The two voiced their opposition to the sale in an editorial that they wrote, which was published in the St. Louis Post-Dispatch on Sunday.
In the editorial, they wrote that if the Missouri Higher Education Loan Authority has enough surplus to fund these building projects -- which include a Health Sciences Research and Education Center and a business incubator -- then they are not fulfilling the MOHELA charter of offering low interest rates to students.
The said violating this charter could be cause for a large class-action suit against the MOHELA board.
"Essentially, what the governor is proposing is to rob Peter (the students) to pay Paul (the institutions). The Pauls have paid lobbyists; the Peters have none," Ginnis and Lichtenegger stated in the editorial.
They wrote that money from the sale should be used for loan fogiveness and lower interest rates, and not for funding building projects at various state institutions.
Sen. Gary Nodler, R-Joplin, who authored a higher education bill that includes the governor's MOHELA sale, said this editorial inadvertently supports his bill. He said his bill would not violate the charter, because it, in fact, changes the law.
He also said he's not sure if the sale money should be used for both lowering interest rates on loans and loan forgiveness.
"I'm not aware where it says in the MOHELA charter that the MOHELA sale should be used for loan forgiveness," Nodler said.
Sen. Wes Shoemyer, D-Clarence, one of the sale's biggest opponents, said Nodler's bill would not violate any laws, but did agree that MOHELA money should be used for loan forgiveness and lower interest rates.
Shoemyer, who is a farmer, equated selling the MOHELA assets to buying expensive equipment and selling the farm.
"I buy all this stuff but, now come next year, I can't even fully utilize it, because I've sold the farm to buy it," he said.
Shoemyer, who is sponsoring another MOHELA bill that recommends using bonds to fund building projects, said that Nodler's MOHELA plan executes the the building projects over a 10-year period, and that the sale might not be able to fund all of the expenses. Some building projects, he said, could be dropped.
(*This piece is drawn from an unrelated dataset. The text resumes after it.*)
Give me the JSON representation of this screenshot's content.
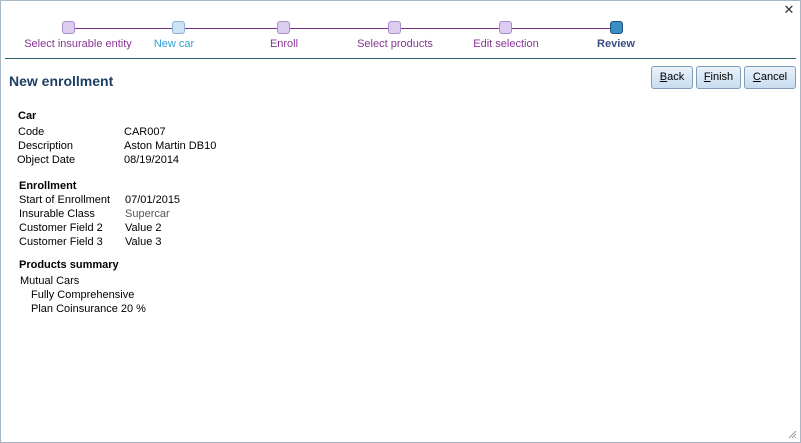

"If the kids aren't going to suffer and families -- which they are -- then as we're going with pay as you go, then some projects are going to fall of the list," Shoemyer said.